Directions for this task: Output the listing verbatim, leaving out every picture.

Information shown:
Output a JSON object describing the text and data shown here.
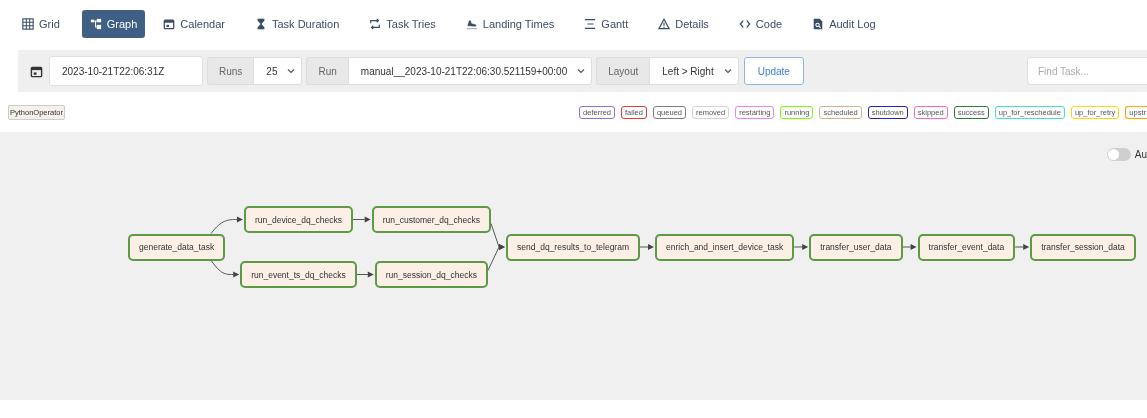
{
  "tabs": [
    {
      "label": "Grid",
      "selected": false
    },
    {
      "label": "Graph",
      "selected": true
    },
    {
      "label": "Calendar",
      "selected": false
    },
    {
      "label": "Task Duration",
      "selected": false
    },
    {
      "label": "Task Tries",
      "selected": false
    },
    {
      "label": "Landing Times",
      "selected": false
    },
    {
      "label": "Gantt",
      "selected": false
    },
    {
      "label": "Details",
      "selected": false
    },
    {
      "label": "Code",
      "selected": false
    },
    {
      "label": "Audit Log",
      "selected": false
    }
  ],
  "toolbar": {
    "date": "2023-10-21T22:06:31Z",
    "runs_label": "Runs",
    "runs_value": "25",
    "run_label": "Run",
    "run_value": "manual__2023-10-21T22:06:30.521159+00:00",
    "layout_label": "Layout",
    "layout_value": "Left > Right",
    "update_button": "Update",
    "find_placeholder": "Find Task..."
  },
  "operator_tag": "PythonOperator",
  "legend": [
    {
      "label": "deferred",
      "color": "#9370db"
    },
    {
      "label": "failed",
      "color": "#e53935"
    },
    {
      "label": "queued",
      "color": "#808080"
    },
    {
      "label": "removed",
      "color": "#d3d3d3"
    },
    {
      "label": "restarting",
      "color": "#ee82ee"
    },
    {
      "label": "running",
      "color": "#7cfc00"
    },
    {
      "label": "scheduled",
      "color": "#d2b48c"
    },
    {
      "label": "shutdown",
      "color": "#2020c8"
    },
    {
      "label": "skipped",
      "color": "#ff69b4"
    },
    {
      "label": "success",
      "color": "#2e7d32"
    },
    {
      "label": "up_for_reschedule",
      "color": "#40e0d0"
    },
    {
      "label": "up_for_retry",
      "color": "#ffd700"
    },
    {
      "label": "upstr",
      "color": "#ffa500"
    }
  ],
  "auto_refresh": {
    "label": "Au",
    "on": false
  },
  "graph": {
    "columns": [
      [
        {
          "label": "generate_data_task"
        }
      ],
      [
        {
          "label": "run_device_dq_checks"
        },
        {
          "label": "run_event_ts_dq_checks"
        }
      ],
      [
        {
          "label": "run_customer_dq_checks"
        },
        {
          "label": "run_session_dq_checks"
        }
      ],
      [
        {
          "label": "send_dq_results_to_telegram"
        }
      ],
      [
        {
          "label": "enrich_and_insert_device_task"
        }
      ],
      [
        {
          "label": "transfer_user_data"
        }
      ],
      [
        {
          "label": "transfer_event_data"
        }
      ],
      [
        {
          "label": "transfer_session_data"
        }
      ]
    ]
  }
}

Result of the task:
Output a JSON object describing the text and data shown here.
{
  "tabs": [
    {
      "label": "Grid",
      "selected": false
    },
    {
      "label": "Graph",
      "selected": true
    },
    {
      "label": "Calendar",
      "selected": false
    },
    {
      "label": "Task Duration",
      "selected": false
    },
    {
      "label": "Task Tries",
      "selected": false
    },
    {
      "label": "Landing Times",
      "selected": false
    },
    {
      "label": "Gantt",
      "selected": false
    },
    {
      "label": "Details",
      "selected": false
    },
    {
      "label": "Code",
      "selected": false
    },
    {
      "label": "Audit Log",
      "selected": false
    }
  ],
  "toolbar": {
    "date": "2023-10-21T22:06:31Z",
    "runs_label": "Runs",
    "runs_value": "25",
    "run_label": "Run",
    "run_value": "manual__2023-10-21T22:06:30.521159+00:00",
    "layout_label": "Layout",
    "layout_value": "Left > Right",
    "update_button": "Update",
    "find_placeholder": "Find Task..."
  },
  "operator_tag": "PythonOperator",
  "legend": [
    {
      "label": "deferred",
      "color": "#9370db"
    },
    {
      "label": "failed",
      "color": "#e53935"
    },
    {
      "label": "queued",
      "color": "#808080"
    },
    {
      "label": "removed",
      "color": "#d3d3d3"
    },
    {
      "label": "restarting",
      "color": "#ee82ee"
    },
    {
      "label": "running",
      "color": "#7cfc00"
    },
    {
      "label": "scheduled",
      "color": "#d2b48c"
    },
    {
      "label": "shutdown",
      "color": "#2020c8"
    },
    {
      "label": "skipped",
      "color": "#ff69b4"
    },
    {
      "label": "success",
      "color": "#2e7d32"
    },
    {
      "label": "up_for_reschedule",
      "color": "#40e0d0"
    },
    {
      "label": "up_for_retry",
      "color": "#ffd700"
    },
    {
      "label": "upstr",
      "color": "#ffa500"
    }
  ],
  "auto_refresh": {
    "label": "Au",
    "on": false
  },
  "graph": {
    "columns": [
      [
        {
          "label": "generate_data_task"
        }
      ],
      [
        {
          "label": "run_device_dq_checks"
        },
        {
          "label": "run_event_ts_dq_checks"
        }
      ],
      [
        {
          "label": "run_customer_dq_checks"
        },
        {
          "label": "run_session_dq_checks"
        }
      ],
      [
        {
          "label": "send_dq_results_to_telegram"
        }
      ],
      [
        {
          "label": "enrich_and_insert_device_task"
        }
      ],
      [
        {
          "label": "transfer_user_data"
        }
      ],
      [
        {
          "label": "transfer_event_data"
        }
      ],
      [
        {
          "label": "transfer_session_data"
        }
      ]
    ]
  }
}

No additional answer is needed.